How many lines of the listing below hold the word "data"? Answer with the number alone.
====================
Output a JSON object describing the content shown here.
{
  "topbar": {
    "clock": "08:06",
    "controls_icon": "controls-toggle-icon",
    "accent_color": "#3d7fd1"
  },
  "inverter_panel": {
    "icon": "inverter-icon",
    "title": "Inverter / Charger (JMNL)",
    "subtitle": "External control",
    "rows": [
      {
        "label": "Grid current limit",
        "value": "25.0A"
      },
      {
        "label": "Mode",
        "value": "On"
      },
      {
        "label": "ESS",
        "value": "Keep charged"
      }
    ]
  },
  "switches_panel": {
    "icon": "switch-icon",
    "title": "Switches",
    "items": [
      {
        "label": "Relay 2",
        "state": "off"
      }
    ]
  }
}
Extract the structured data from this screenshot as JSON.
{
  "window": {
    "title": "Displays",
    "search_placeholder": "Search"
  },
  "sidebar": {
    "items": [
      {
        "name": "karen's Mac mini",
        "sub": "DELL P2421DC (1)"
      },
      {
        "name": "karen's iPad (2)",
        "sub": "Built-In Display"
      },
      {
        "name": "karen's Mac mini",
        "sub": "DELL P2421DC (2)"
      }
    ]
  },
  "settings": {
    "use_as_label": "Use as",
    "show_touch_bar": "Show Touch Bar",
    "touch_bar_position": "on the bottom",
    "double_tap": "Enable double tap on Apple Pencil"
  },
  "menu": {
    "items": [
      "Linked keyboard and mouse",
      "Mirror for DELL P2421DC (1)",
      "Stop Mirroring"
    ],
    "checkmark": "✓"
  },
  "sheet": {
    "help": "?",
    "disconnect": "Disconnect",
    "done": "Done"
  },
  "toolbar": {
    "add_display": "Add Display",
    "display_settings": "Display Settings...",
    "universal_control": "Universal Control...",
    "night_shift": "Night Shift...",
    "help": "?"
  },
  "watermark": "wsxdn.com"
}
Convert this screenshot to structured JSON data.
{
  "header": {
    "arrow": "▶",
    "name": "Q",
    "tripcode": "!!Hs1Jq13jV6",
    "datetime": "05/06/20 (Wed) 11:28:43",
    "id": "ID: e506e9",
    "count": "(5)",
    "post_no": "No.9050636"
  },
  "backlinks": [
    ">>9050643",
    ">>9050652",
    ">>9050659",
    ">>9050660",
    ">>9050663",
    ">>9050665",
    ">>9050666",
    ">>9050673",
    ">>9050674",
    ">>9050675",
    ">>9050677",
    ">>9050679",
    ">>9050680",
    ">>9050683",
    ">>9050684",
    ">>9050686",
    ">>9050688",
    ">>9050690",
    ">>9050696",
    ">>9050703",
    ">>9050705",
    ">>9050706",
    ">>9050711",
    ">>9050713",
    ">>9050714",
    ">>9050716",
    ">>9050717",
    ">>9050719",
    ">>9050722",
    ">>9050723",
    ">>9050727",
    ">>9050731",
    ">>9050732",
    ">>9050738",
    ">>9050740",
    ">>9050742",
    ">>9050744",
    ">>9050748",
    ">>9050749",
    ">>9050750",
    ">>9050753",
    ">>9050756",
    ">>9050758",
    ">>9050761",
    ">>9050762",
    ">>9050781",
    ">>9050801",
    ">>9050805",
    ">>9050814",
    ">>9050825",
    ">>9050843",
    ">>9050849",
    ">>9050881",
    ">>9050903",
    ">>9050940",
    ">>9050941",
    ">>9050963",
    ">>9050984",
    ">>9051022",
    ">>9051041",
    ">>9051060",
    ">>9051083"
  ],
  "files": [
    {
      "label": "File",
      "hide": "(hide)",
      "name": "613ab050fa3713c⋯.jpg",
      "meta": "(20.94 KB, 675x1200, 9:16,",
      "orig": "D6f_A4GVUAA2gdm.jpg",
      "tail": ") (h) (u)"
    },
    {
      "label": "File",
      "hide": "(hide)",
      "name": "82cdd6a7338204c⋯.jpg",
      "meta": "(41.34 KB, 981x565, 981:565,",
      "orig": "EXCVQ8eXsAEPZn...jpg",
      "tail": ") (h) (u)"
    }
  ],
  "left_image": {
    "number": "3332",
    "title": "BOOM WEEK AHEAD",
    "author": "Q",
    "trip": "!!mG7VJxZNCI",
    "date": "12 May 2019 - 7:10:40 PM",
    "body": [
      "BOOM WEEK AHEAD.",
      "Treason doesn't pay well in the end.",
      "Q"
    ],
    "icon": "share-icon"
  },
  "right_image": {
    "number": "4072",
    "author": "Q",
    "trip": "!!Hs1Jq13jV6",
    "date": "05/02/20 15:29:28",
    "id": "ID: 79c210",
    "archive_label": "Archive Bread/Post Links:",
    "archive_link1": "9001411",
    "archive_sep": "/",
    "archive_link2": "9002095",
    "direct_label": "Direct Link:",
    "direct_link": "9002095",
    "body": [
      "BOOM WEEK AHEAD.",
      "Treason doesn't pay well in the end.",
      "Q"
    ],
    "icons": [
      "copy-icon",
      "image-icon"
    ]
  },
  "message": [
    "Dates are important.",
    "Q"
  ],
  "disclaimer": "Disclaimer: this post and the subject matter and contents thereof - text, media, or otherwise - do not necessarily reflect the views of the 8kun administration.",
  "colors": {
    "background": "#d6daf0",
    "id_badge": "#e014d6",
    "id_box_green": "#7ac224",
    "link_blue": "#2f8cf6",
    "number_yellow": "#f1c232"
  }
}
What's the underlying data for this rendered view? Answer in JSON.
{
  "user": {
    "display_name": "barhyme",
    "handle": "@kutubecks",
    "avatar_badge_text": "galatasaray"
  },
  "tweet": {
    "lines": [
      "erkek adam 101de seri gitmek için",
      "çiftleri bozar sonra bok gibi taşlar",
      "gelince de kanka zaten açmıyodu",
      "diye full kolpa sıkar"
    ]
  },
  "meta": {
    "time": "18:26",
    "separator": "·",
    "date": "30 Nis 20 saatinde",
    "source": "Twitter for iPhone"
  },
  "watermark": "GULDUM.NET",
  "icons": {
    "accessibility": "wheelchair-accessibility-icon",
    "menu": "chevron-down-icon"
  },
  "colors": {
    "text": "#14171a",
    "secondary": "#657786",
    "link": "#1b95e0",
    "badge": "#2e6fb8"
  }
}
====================
> [Answer space] 3